This brings up the Black and White dialog box. The main features in the dialog box are the six color sliders, each one controlling one of six primary colors in the image starting with Reds at the top followed in order by Yellows, Greens, Cyans, Blues, and finally Magentas at the bottom: The Black & White dialog box, with six main sliders that control different primary colors in the photo. These sliders adjust how bright or dark each color will appear in the black and white version, and we can use them to emphasize or de- emphasize certain objects or areas in the image, brightening areas we want to bring attention to and darkening less important areas, based entirely on the original color of those areas. Dragging a slider towards the right will brighten areas that contained that color, while dragging a slider to the left will darken areas that contained the color.
There's really nothing more to it than that! Notice how, when you bring up the Black & White dialog box, each slider is already set to a certain value, with Reds set to 4.
Yellows set to 6. These are the default values that Photoshop uses as a starting point for the black and white conversion. You'll also notice that as soon as you choose the Black & White adjustment from the Layers palette, Photoshop instantly converts your photo to black and white using those default settings.

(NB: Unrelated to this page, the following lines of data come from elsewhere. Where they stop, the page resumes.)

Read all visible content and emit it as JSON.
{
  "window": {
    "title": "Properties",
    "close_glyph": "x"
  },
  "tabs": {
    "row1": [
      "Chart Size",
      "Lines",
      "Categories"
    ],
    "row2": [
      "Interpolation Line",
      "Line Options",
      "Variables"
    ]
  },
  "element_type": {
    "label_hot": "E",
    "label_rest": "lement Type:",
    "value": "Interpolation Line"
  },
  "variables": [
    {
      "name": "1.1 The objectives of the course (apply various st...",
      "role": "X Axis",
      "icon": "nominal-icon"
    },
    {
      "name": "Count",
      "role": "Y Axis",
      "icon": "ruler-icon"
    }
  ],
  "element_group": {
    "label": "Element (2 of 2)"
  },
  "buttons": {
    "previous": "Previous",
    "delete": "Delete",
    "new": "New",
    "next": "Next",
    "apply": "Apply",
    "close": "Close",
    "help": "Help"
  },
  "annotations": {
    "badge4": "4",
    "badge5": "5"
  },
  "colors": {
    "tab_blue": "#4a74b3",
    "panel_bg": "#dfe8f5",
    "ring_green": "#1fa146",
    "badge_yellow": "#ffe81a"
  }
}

Here's my image as it appears so far with the default slider values: Photoshop instantly applies a default black and white conversion as a starting point. The default settings for my black and white conversion are perfect!
Or at least, they would be perfect if I wanted the man's shirt and the girl's dress to be the main focus of the image.